* **Exercise details**: All of the entries below should be copied exactly as they appear.
(Data for this exercise)
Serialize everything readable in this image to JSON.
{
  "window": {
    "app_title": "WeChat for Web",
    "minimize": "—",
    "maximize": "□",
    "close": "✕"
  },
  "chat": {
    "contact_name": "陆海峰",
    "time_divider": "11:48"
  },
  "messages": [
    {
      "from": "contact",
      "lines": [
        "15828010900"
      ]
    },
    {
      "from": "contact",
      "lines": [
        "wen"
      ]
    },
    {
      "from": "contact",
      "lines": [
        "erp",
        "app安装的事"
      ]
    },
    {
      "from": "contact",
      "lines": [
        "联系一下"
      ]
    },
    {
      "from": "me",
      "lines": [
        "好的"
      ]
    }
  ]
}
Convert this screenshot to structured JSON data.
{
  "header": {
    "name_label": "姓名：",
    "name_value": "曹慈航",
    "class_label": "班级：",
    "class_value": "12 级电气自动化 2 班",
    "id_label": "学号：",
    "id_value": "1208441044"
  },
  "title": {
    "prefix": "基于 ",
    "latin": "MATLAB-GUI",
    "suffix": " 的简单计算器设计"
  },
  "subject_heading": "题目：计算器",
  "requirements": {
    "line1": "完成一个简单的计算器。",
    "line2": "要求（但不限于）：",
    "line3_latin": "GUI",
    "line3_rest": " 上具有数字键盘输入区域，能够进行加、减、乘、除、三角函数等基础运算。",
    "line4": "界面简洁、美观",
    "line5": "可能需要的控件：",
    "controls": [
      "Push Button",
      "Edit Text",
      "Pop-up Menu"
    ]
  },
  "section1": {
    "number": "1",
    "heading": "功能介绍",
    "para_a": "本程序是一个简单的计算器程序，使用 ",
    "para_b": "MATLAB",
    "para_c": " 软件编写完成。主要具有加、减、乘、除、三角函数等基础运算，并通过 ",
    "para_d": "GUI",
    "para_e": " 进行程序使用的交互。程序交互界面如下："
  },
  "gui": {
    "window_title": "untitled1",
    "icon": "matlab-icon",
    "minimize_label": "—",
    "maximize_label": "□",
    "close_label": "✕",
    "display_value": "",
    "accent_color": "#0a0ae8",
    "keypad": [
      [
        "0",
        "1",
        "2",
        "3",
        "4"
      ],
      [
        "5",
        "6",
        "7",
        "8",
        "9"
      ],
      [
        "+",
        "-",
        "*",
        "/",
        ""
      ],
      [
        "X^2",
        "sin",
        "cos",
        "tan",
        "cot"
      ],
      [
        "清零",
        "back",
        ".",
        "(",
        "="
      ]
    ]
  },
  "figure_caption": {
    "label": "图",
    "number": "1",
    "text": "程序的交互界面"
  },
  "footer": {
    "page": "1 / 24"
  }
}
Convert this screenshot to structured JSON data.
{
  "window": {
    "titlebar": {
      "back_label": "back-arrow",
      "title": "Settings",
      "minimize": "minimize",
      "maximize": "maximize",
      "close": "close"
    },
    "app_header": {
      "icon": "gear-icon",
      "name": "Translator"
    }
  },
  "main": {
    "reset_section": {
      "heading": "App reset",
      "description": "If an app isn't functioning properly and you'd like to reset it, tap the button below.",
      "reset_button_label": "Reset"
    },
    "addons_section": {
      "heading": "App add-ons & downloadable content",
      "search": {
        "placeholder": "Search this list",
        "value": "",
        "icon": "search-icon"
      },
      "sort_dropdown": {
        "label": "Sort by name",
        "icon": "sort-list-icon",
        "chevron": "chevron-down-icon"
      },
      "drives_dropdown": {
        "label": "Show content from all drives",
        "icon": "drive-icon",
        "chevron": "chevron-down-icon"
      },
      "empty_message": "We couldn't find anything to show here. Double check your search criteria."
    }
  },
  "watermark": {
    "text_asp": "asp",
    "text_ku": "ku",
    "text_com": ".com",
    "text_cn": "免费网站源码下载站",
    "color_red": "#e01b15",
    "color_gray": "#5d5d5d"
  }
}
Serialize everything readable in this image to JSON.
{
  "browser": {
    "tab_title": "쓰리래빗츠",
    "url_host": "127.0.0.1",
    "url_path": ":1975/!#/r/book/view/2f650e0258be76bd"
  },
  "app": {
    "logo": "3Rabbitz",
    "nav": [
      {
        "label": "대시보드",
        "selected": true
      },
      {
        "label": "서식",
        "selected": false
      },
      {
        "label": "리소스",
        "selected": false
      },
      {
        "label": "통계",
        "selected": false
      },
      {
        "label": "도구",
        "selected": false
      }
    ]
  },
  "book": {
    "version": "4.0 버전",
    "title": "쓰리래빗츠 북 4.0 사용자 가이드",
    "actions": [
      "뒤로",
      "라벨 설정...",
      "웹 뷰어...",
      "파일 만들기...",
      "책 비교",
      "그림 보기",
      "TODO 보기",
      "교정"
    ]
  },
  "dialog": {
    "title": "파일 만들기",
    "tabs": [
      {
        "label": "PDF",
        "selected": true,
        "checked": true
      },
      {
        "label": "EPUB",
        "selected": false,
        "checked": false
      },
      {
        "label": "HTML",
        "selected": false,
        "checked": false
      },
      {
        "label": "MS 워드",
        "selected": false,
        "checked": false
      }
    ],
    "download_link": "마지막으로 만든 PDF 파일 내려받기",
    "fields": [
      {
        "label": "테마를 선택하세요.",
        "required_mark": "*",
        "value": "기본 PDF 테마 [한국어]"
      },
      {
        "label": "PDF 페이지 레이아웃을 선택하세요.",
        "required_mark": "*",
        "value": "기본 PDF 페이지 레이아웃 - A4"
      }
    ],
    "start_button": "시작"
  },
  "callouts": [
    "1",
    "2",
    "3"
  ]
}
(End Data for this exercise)
* **Task solution**:
Serialize everything readable in this image to JSON.
{
  "window": {
    "app_title": "WeChat for Web",
    "minimize": "—",
    "maximize": "□",
    "close": "✕"
  },
  "chat": {
    "contact_name": "陆海峰",
    "time_divider": "11:48"
  },
  "messages": [
    {
      "from": "contact",
      "lines": [
        "15828010900"
      ]
    },
    {
      "from": "contact",
      "lines": [
        "wen"
      ]
    },
    {
      "from": "contact",
      "lines": [
        "erp",
        "app安装的事"
      ]
    },
    {
      "from": "contact",
      "lines": [
        "联系一下"
      ]
    },
    {
      "from": "me",
      "lines": [
        "好的"
      ]
    }
  ]
}
Convert this screenshot to structured JSON data.
{
  "header": {
    "name_label": "姓名：",
    "name_value": "曹慈航",
    "class_label": "班级：",
    "class_value": "12 级电气自动化 2 班",
    "id_label": "学号：",
    "id_value": "1208441044"
  },
  "title": {
    "prefix": "基于 ",
    "latin": "MATLAB-GUI",
    "suffix": " 的简单计算器设计"
  },
  "subject_heading": "题目：计算器",
  "requirements": {
    "line1": "完成一个简单的计算器。",
    "line2": "要求（但不限于）：",
    "line3_latin": "GUI",
    "line3_rest": " 上具有数字键盘输入区域，能够进行加、减、乘、除、三角函数等基础运算。",
    "line4": "界面简洁、美观",
    "line5": "可能需要的控件：",
    "controls": [
      "Push Button",
      "Edit Text",
      "Pop-up Menu"
    ]
  },
  "section1": {
    "number": "1",
    "heading": "功能介绍",
    "para_a": "本程序是一个简单的计算器程序，使用 ",
    "para_b": "MATLAB",
    "para_c": " 软件编写完成。主要具有加、减、乘、除、三角函数等基础运算，并通过 ",
    "para_d": "GUI",
    "para_e": " 进行程序使用的交互。程序交互界面如下："
  },
  "gui": {
    "window_title": "untitled1",
    "icon": "matlab-icon",
    "minimize_label": "—",
    "maximize_label": "□",
    "close_label": "✕",
    "display_value": "",
    "accent_color": "#0a0ae8",
    "keypad": [
      [
        "0",
        "1",
        "2",
        "3",
        "4"
      ],
      [
        "5",
        "6",
        "7",
        "8",
        "9"
      ],
      [
        "+",
        "-",
        "*",
        "/",
        ""
      ],
      [
        "X^2",
        "sin",
        "cos",
        "tan",
        "cot"
      ],
      [
        "清零",
        "back",
        ".",
        "(",
        "="
      ]
    ]
  },
  "figure_caption": {
    "label": "图",
    "number": "1",
    "text": "程序的交互界面"
  },
  "footer": {
    "page": "1 / 24"
  }
}
Convert this screenshot to structured JSON data.
{
  "window": {
    "titlebar": {
      "back_label": "back-arrow",
      "title": "Settings",
      "minimize": "minimize",
      "maximize": "maximize",
      "close": "close"
    },
    "app_header": {
      "icon": "gear-icon",
      "name": "Translator"
    }
  },
  "main": {
    "reset_section": {
      "heading": "App reset",
      "description": "If an app isn't functioning properly and you'd like to reset it, tap the button below.",
      "reset_button_label": "Reset"
    },
    "addons_section": {
      "heading": "App add-ons & downloadable content",
      "search": {
        "placeholder": "Search this list",
        "value": "",
        "icon": "search-icon"
      },
      "sort_dropdown": {
        "label": "Sort by name",
        "icon": "sort-list-icon",
        "chevron": "chevron-down-icon"
      },
      "drives_dropdown": {
        "label": "Show content from all drives",
        "icon": "drive-icon",
        "chevron": "chevron-down-icon"
      },
      "empty_message": "We couldn't find anything to show here. Double check your search criteria."
    }
  },
  "watermark": {
    "text_asp": "asp",
    "text_ku": "ku",
    "text_com": ".com",
    "text_cn": "免费网站源码下载站",
    "color_red": "#e01b15",
    "color_gray": "#5d5d5d"
  }
}
Serialize everything readable in this image to JSON.
{
  "browser": {
    "tab_title": "쓰리래빗츠",
    "url_host": "127.0.0.1",
    "url_path": ":1975/!#/r/book/view/2f650e0258be76bd"
  },
  "app": {
    "logo": "3Rabbitz",
    "nav": [
      {
        "label": "대시보드",
        "selected": true
      },
      {
        "label": "서식",
        "selected": false
      },
      {
        "label": "리소스",
        "selected": false
      },
      {
        "label": "통계",
        "selected": false
      },
      {
        "label": "도구",
        "selected": false
      }
    ]
  },
  "book": {
    "version": "4.0 버전",
    "title": "쓰리래빗츠 북 4.0 사용자 가이드",
    "actions": [
      "뒤로",
      "라벨 설정...",
      "웹 뷰어...",
      "파일 만들기...",
      "책 비교",
      "그림 보기",
      "TODO 보기",
      "교정"
    ]
  },
  "dialog": {
    "title": "파일 만들기",
    "tabs": [
      {
        "label": "PDF",
        "selected": true,
        "checked": true
      },
      {
        "label": "EPUB",
        "selected": false,
        "checked": false
      },
      {
        "label": "HTML",
        "selected": false,
        "checked": false
      },
      {
        "label": "MS 워드",
        "selected": false,
        "checked": false
      }
    ],
    "download_link": "마지막으로 만든 PDF 파일 내려받기",
    "fields": [
      {
        "label": "테마를 선택하세요.",
        "required_mark": "*",
        "value": "기본 PDF 테마 [한국어]"
      },
      {
        "label": "PDF 페이지 레이아웃을 선택하세요.",
        "required_mark": "*",
        "value": "기본 PDF 페이지 레이아웃 - A4"
      }
    ],
    "start_button": "시작"
  },
  "callouts": [
    "1",
    "2",
    "3"
  ]
}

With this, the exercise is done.